Nothing we can do, no offering that we can bring, will ever undo the sin that we have committed. Interestingly, David seems to understand this point when he is confronted by the prophet Nathan about his violation of Bathsheba:
You do not want a sacrifice, or I would give it;
you are not pleased with a burnt offering.
The sacrifice pleasing to God is a broken spirit.
You will not despise a broken and humbled heart, God. (Psalm 51:16-17, CSB)
Compare Saul's response with David's. This is the difference between confession and repentance.
Is there some offering you're trying to present to God in order to cover over your disobedience?
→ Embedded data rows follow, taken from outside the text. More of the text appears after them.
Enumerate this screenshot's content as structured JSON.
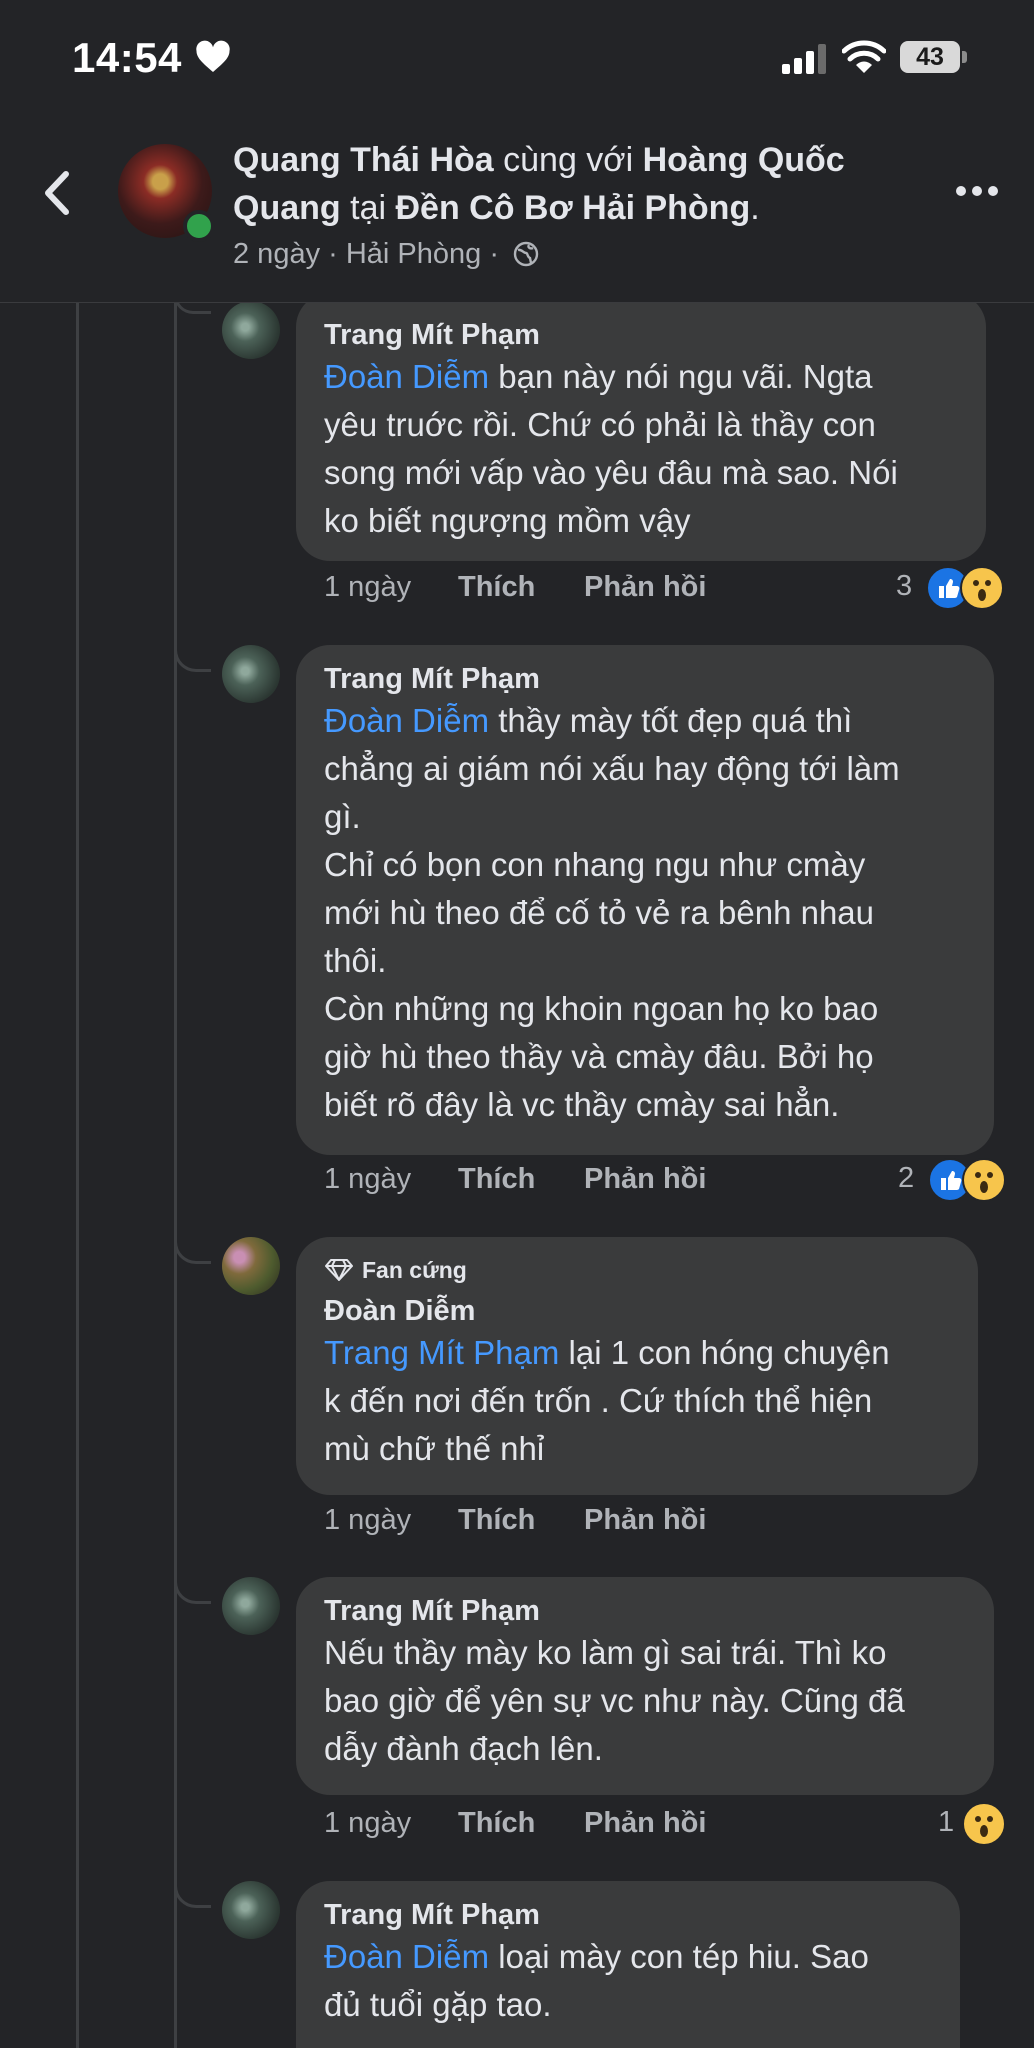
{
  "status_bar": {
    "time": "14:54",
    "battery": "43"
  },
  "header": {
    "author": "Quang Thái Hòa",
    "with_word": " cùng với ",
    "tagged": "Hoàng Quốc Quang",
    "at_word": " tại ",
    "place": "Đền Cô Bơ Hải Phòng",
    "end": ".",
    "meta": "2 ngày · Hải Phòng ·"
  },
  "labels": {
    "like": "Thích",
    "reply": "Phản hồi"
  },
  "comments": [
    {
      "author": "Trang Mít Phạm",
      "mention": "Đoàn Diễm",
      "lines": [
        " bạn này nói ngu vãi. Ngta",
        "yêu truớc rồi. Chứ có phải là thầy con",
        "song mới vấp vào yêu đâu mà sao. Nói",
        "ko biết ngượng mồm vậy"
      ],
      "time": "1 ngày",
      "reaction_count": "3",
      "reactions": [
        "like-icon",
        "wow-icon"
      ]
    },
    {
      "author": "Trang Mít Phạm",
      "mention": "Đoàn Diễm",
      "lines": [
        " thầy mày tốt đẹp quá thì",
        "chẳng ai giám nói xấu hay động tới làm",
        "gì.",
        "Chỉ có bọn con nhang ngu như cmày",
        "mới hù theo để cố tỏ vẻ ra bênh nhau",
        "thôi.",
        "Còn những ng khoin ngoan họ ko bao",
        "giờ hù theo thầy và cmày đâu. Bởi họ",
        "biết rõ đây là vc thầy cmày sai hẳn."
      ],
      "time": "1 ngày",
      "reaction_count": "2",
      "reactions": [
        "like-icon",
        "wow-icon"
      ]
    },
    {
      "badge": "Fan cứng",
      "author": "Đoàn Diễm",
      "mention": "Trang Mít Phạm",
      "lines": [
        " lại 1 con hóng chuyện",
        "k đến nơi đến trốn . Cứ thích thể hiện",
        "mù chữ thế nhỉ"
      ],
      "time": "1 ngày"
    },
    {
      "author": "Trang Mít Phạm",
      "lines": [
        "Nếu thầy mày ko làm gì sai trái. Thì ko",
        "bao giờ để yên sự vc như này. Cũng đã",
        "dẫy đành đạch lên."
      ],
      "time": "1 ngày",
      "reaction_count": "1",
      "reactions": [
        "wow-icon"
      ]
    },
    {
      "author": "Trang Mít Phạm",
      "mention": "Đoàn Diễm",
      "lines": [
        " loại mày con tép hiu. Sao",
        "đủ tuổi gặp tao."
      ]
    }
  ]
}
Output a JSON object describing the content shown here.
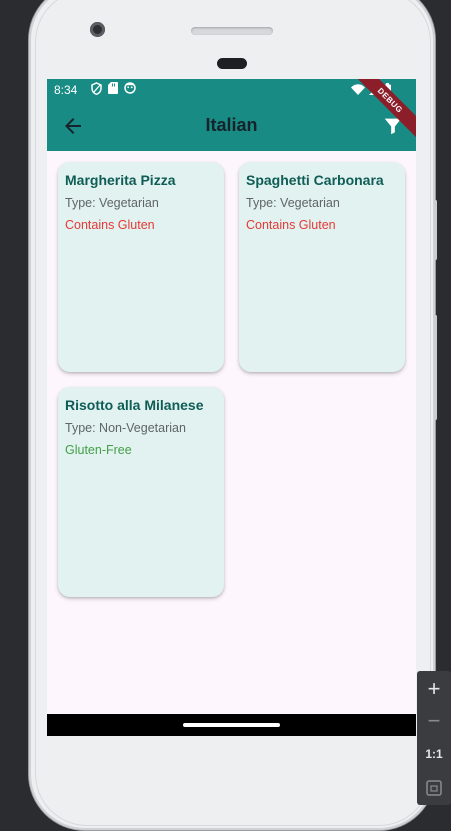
{
  "status_bar": {
    "time": "8:34",
    "left_icons": [
      "shield-icon",
      "sd-card-icon",
      "face-icon"
    ],
    "right_icons": [
      "wifi-icon",
      "signal-icon",
      "battery-icon"
    ]
  },
  "app_bar": {
    "title": "Italian",
    "back_icon": "arrow-left-icon",
    "filter_icon": "filter-icon",
    "debug_label": "DEBUG",
    "color": "#188c84"
  },
  "dishes": [
    {
      "name": "Margherita Pizza",
      "type": "Type: Vegetarian",
      "gluten": "Contains Gluten",
      "gluten_color": "#e53935"
    },
    {
      "name": "Spaghetti Carbonara",
      "type": "Type: Vegetarian",
      "gluten": "Contains Gluten",
      "gluten_color": "#e53935"
    },
    {
      "name": "Risotto alla Milanese",
      "type": "Type: Non-Vegetarian",
      "gluten": "Gluten-Free",
      "gluten_color": "#43a047"
    }
  ],
  "zoom_toolbar": {
    "zoom_in": "+",
    "zoom_out": "−",
    "actual_size": "1:1",
    "fit_icon": "fit-screen-icon"
  }
}
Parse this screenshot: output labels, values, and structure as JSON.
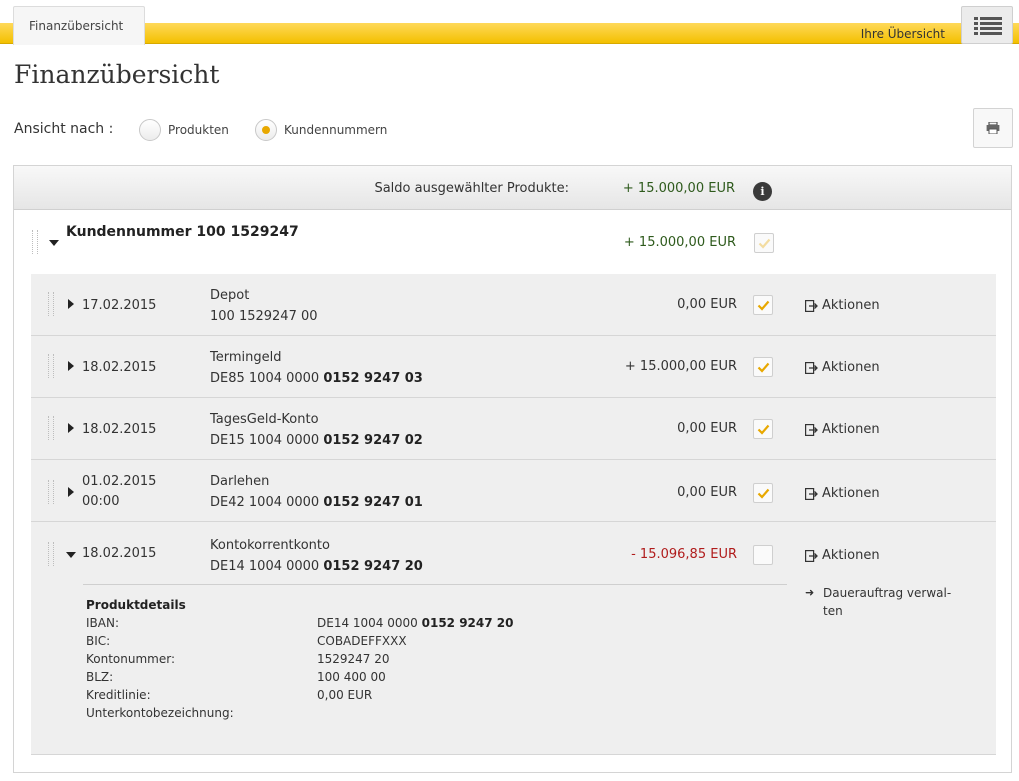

Is there some "good deed" that you're clinging to in order to make up for a "bad deed?" Hear these words from the Sovereign Grace Music song "Not in Me":
No list of sins I have not done,
No list of virtues I pursue,
No list of those I am not like
Can earn myself a place with You.
No separation from the world,
No work I do, no gift I give
Can cleanse my conscience,
cleanse my hands;
I cannot cause my soul to live.
But Jesus died and rose again–
The power of death is overthrown!
My God is merciful to me
And merciful in Christ alone.
The penalty of death that Christ suffered on our behalf on the cross is the only acceptable offering for our sin and disobedience. And God showed us that he has accepted the sacrifice of Jesus by raising him from the dead. That's what we are celebrating this Easter season—Jesus's victory over sin and death, our reconciliation to God by trusting in Jesus as our only acceptable offering, and the promise of eternal life with him to all who believe.
As you pray this week, ask God to point out to you unnoticed sin, disobedience, and obstinance in your life. Ask him to give you genuine sorrow over the sin that you are aware of. Thank him for his patience and mercy. Ask him to give you a desire to obey and the discipline to put his will above your own.